The effort to bring a four-year university to the Rim Country is getting $12,500 in economic development assistance from Gila County.
All three supervisors — Tommie Martin, Dist. 1; John Marcanti, Dist. 3; and Mike Pastor, Dist. 2, and chair of the board — agreed a four-year university would boost the economy of the entire county.
But Pastor said the people pushing for the university needed to first give the supervisors a report on how they spent the $12,500 awarded last year and that the supervisors “always” ask for such a report.
However, neither Supervisor Martin nor a former county official could ever recall the supervisors asking for such an accounting from previous recipients of county economic development money, mostly from Globe.
For instance the Bullion Plaza and Cultural Center and Museum in Miami, Ariz., has received twice as much money but never had to make a report on how it spent the money. The museum’s representatives have talked about repairs made and new and improved exhibits, but have not linked any of that work with the dollars coming from the county — and the taxpayers.
Granted, the museum is a brick and mortar structure and the four-year university is still a work in progress.
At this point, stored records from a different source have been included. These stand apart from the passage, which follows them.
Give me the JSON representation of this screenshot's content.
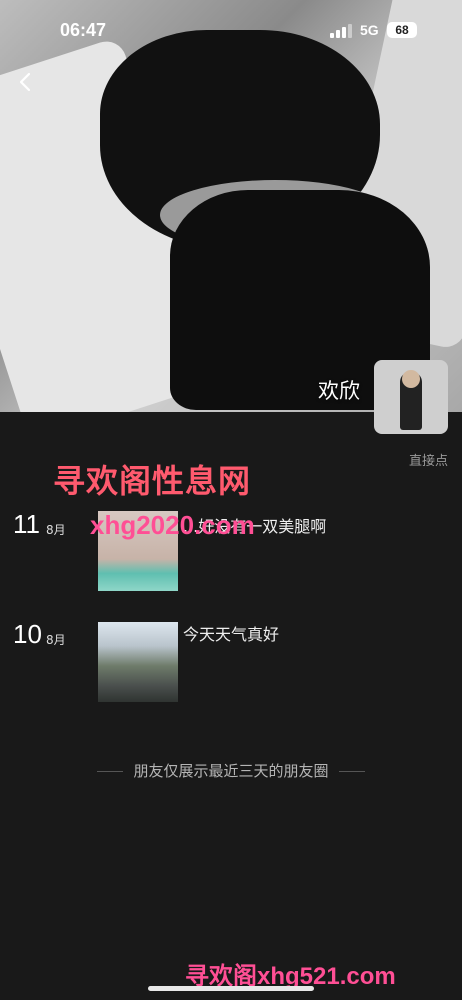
{
  "status_bar": {
    "time": "06:47",
    "network": "5G",
    "battery": "68"
  },
  "profile": {
    "name": "欢欣",
    "direct_link": "直接点"
  },
  "watermarks": {
    "top": "寻欢阁性息网",
    "middle": "xhg2020.com",
    "bottom": "寻欢阁xhg521.com"
  },
  "posts": [
    {
      "day": "11",
      "month": "8月",
      "text": "...好没有一双美腿啊"
    },
    {
      "day": "10",
      "month": "8月",
      "text": "今天天气真好"
    }
  ],
  "footer_note": "朋友仅展示最近三天的朋友圈",
  "icons": {
    "back": "chevron-left-icon",
    "signal": "signal-icon"
  }
}
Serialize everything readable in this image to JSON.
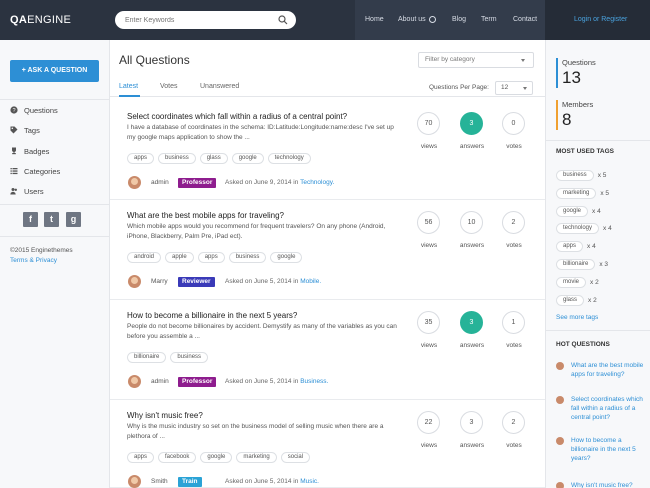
{
  "header": {
    "logo_bold": "QA",
    "logo_light": "ENGINE",
    "search_placeholder": "Enter Keywords",
    "nav": [
      "Home",
      "About us",
      "Blog",
      "Term",
      "Contact"
    ],
    "login": "Login or Register"
  },
  "sidebar": {
    "ask_button": "ASK A QUESTION",
    "items": [
      {
        "label": "Questions",
        "icon": "question-icon"
      },
      {
        "label": "Tags",
        "icon": "tag-icon"
      },
      {
        "label": "Badges",
        "icon": "trophy-icon"
      },
      {
        "label": "Categories",
        "icon": "list-icon"
      },
      {
        "label": "Users",
        "icon": "users-icon"
      }
    ],
    "social": [
      "f",
      "t",
      "g"
    ],
    "copyright": "©2015 Enginethemes",
    "terms": "Terms & Privacy"
  },
  "main": {
    "title": "All Questions",
    "filter_placeholder": "Filter by category",
    "tabs": [
      "Latest",
      "Votes",
      "Unanswered"
    ],
    "qpp_label": "Questions Per Page:",
    "qpp_value": "12",
    "questions": [
      {
        "title": "Select coordinates which fall within a radius of a central point?",
        "excerpt": "I have a database of coordinates in the schema: ID:Latitude:Longitude:name:desc I've set up my google maps application to show the ...",
        "tags": [
          "apps",
          "business",
          "glass",
          "google",
          "technology"
        ],
        "user": "admin",
        "role": "Professor",
        "role_color": "#8e1d8e",
        "asked": "Asked on June 9, 2014 in",
        "category": "Technology.",
        "views": "70",
        "answers": "3",
        "votes": "0",
        "answered": true
      },
      {
        "title": "What are the best mobile apps for traveling?",
        "excerpt": "Which mobile apps would you recommend for frequent travelers? On any phone (Android, iPhone, Blackberry, Palm Pre, iPad ect).",
        "tags": [
          "android",
          "apple",
          "apps",
          "business",
          "google"
        ],
        "user": "Marry",
        "role": "Reviewer",
        "role_color": "#3a3ab8",
        "asked": "Asked on June 5, 2014 in",
        "category": "Mobile.",
        "views": "56",
        "answers": "10",
        "votes": "2",
        "answered": false
      },
      {
        "title": "How to become a billionaire in the next 5 years?",
        "excerpt": "People do not become billionaires by accident. Demystify as many of the variables as you can before you assemble a ...",
        "tags": [
          "billionaire",
          "business"
        ],
        "user": "admin",
        "role": "Professor",
        "role_color": "#8e1d8e",
        "asked": "Asked on June 5, 2014 in",
        "category": "Business.",
        "views": "35",
        "answers": "3",
        "votes": "1",
        "answered": true
      },
      {
        "title": "Why isn't music free?",
        "excerpt": "Why is the music industry so set on the business model of selling music when there are a plethora of ...",
        "tags": [
          "apps",
          "facebook",
          "google",
          "marketing",
          "social"
        ],
        "user": "Smith",
        "role": "Train",
        "role_color": "#2aa3d6",
        "asked": "Asked on June 5, 2014 in",
        "category": "Music.",
        "views": "22",
        "answers": "3",
        "votes": "2",
        "answered": false
      }
    ],
    "stat_labels": [
      "views",
      "answers",
      "votes"
    ]
  },
  "right": {
    "questions_label": "Questions",
    "questions_value": "13",
    "members_label": "Members",
    "members_value": "8",
    "colors": {
      "questions": "#2d8fd5",
      "members": "#f0a030"
    },
    "tags_heading": "MOST USED TAGS",
    "tags": [
      {
        "name": "business",
        "count": "x 5"
      },
      {
        "name": "marketing",
        "count": "x 5"
      },
      {
        "name": "google",
        "count": "x 4"
      },
      {
        "name": "technology",
        "count": "x 4"
      },
      {
        "name": "apps",
        "count": "x 4"
      },
      {
        "name": "billionaire",
        "count": "x 3"
      },
      {
        "name": "movie",
        "count": "x 2"
      },
      {
        "name": "glass",
        "count": "x 2"
      }
    ],
    "see_more": "See more tags",
    "hot_heading": "HOT QUESTIONS",
    "hot": [
      "What are the best mobile apps for traveling?",
      "Select coordinates which fall within a radius of a central point?",
      "How to become a billionaire in the next 5 years?",
      "Why isn't music free?"
    ]
  }
}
Perhaps it’s a matter of comparing apples and oranges.
But the Rim Country has apples to compare with the southern part of the county’s apples.
Gila County leaders pride themselves on operating according to sound fiscal policies, so it is not out of the ordinary to ask for an accounting for economic development grants throughout Gila County.
But so far almost all of the economic development money has gone to Globe — including the Bullion Plaza Museum, the Old Dominion Mine Park, the south-centric Industrial Development Authority and the Gila County Fairgrounds. None of the leaders responsible for these entities have been asked for a formal accounting — at least not in any of the meetings of the Gila County Board of Supervisors covered by the Payson Roundup over the last several years.
No economic development funds have been awarded to the Rim Country Museum in the last eight years, according to a museum official, which struggles financially to preserve the region’s pioneer heritage — as do the grant recipients in Globe and Miami.